Evidence of Heat

A walk down any town’s shopping street tells the tale. Take Caucete as an example. A place with in the San Juan sphere of influence, a town of 33,000 souls. We walk its hot pavements during siesta, hugging the shade, hunting the WiFi and a possible source of replacement shirts, but also counting the varying species of shop. Footwear scores highest, offering up to fourteen opportunities for retail therapy. Whilst the numbers are of some interest, it’s the styles that tell the story. Take out all the glyphs, the ticks and the felines, both spurious and genuine, from the globalised sportswear industry and youre left with female fashion. This year it's all about Romano ampitheatre leather, open toed-closed ankle with high heels. Hot, dry weather wear. Second in the league table would be clothes, in particular 'ropa por mujer', ladies attire, all thin straps and short sleeves: hot weather wear. Electro-mechanicals come a close third, their windows only confirm all previous observations: that it's hot summer time. Musical amplification, air conditioners and standalone fans fill out the plate glass windows.
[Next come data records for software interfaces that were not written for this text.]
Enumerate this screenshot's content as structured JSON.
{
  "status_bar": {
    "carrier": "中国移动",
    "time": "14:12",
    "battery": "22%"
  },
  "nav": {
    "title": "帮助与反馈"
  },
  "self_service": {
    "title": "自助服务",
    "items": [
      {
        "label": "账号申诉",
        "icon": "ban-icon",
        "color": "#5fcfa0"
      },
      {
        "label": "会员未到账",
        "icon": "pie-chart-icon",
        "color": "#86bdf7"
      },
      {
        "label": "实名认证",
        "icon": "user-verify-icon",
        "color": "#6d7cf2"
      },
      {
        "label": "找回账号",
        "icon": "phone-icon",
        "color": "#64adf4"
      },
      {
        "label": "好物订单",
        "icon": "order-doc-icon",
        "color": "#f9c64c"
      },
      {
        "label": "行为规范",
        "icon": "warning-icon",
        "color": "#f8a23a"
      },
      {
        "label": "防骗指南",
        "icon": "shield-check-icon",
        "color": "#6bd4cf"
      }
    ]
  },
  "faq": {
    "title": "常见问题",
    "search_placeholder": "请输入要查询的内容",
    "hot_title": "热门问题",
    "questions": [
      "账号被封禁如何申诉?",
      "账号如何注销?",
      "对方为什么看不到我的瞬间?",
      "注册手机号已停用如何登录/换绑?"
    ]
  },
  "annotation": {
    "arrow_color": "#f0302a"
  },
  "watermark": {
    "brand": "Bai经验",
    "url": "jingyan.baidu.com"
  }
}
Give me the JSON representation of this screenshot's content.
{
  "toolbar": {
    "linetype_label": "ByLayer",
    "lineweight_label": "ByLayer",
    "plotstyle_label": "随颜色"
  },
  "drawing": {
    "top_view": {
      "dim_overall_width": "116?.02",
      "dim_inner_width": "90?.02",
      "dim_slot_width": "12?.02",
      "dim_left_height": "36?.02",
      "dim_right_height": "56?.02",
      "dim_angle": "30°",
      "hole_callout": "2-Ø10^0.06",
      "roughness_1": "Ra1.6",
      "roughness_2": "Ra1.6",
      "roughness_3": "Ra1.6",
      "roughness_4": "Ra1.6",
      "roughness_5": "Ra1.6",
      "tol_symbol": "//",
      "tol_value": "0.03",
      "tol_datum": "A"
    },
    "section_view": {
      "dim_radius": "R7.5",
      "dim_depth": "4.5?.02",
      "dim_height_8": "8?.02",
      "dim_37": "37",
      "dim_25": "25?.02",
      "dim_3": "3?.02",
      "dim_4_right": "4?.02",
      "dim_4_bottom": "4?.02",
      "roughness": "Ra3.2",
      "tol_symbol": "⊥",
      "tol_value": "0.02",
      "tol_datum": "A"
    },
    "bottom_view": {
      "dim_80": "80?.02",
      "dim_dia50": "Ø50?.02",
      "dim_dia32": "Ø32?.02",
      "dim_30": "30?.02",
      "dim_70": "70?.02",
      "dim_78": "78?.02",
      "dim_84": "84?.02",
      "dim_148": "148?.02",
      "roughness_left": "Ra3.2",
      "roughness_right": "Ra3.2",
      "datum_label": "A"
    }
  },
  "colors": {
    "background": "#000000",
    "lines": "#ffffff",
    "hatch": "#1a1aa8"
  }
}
All three could be incorporated into an heraldic shield, that, with the addition of a rising sun, would graphically summarise our experiences in these Americas.

Our initial recce scores the techi-connection at the gas station, which, of course neccessitates the purchase of the mandatory 'cafe con leche' - grande. We also ferret out the workwear shop. Behind the drills and the spades, the compressors and the knives, I find the shirts, boots and bombachas, all in a generic colour of municipalidad mud or town-hall tan. Constructed from thorn and bomb proof cotton and stained the tincture of 'soil', a hue that, both allows council workers and touring cyclists to blend into the countryside and relieves the necessity for a daily laundry session.

However, investigations and explorations at siesta time have one inherent fault: the entire selection is not on full display. A shop can magically materialise out of nowhere in the early evening, out from behind shutters, out from what we had taken to be a private home's front-room, out from a facade of dereliction. It's whilst walking back to our room in the gloom of a thick, humid evening, negotiating the broken paving slabs and the heaps of builders' sand, that we spot the glow of an emporium of discovery. An amalgam of ironmonger and agricultural supply, gents' outfitter and arsenal. A place so utterly devoid of tourist tack, yet stuffed full of potential travellers souvenirs. Fencing tools to dog chow, rat traps to horse harness, cow bells to bird cages, seeds and poisons, guns and bullets, locks and latches, machetes and switch blades, knives and knives and knives. The complete gaucho rig, saddle to spurs, hat to boots, bolladores to falcon. Everything, save the dog and the horse. It's here that we find our shirts, that come with the unusual appendages of long sleeves. Un-hot weather wear, which probably explains why we had the challenge of sourcing them.

This is a hot, dry country, all the evidence points that way.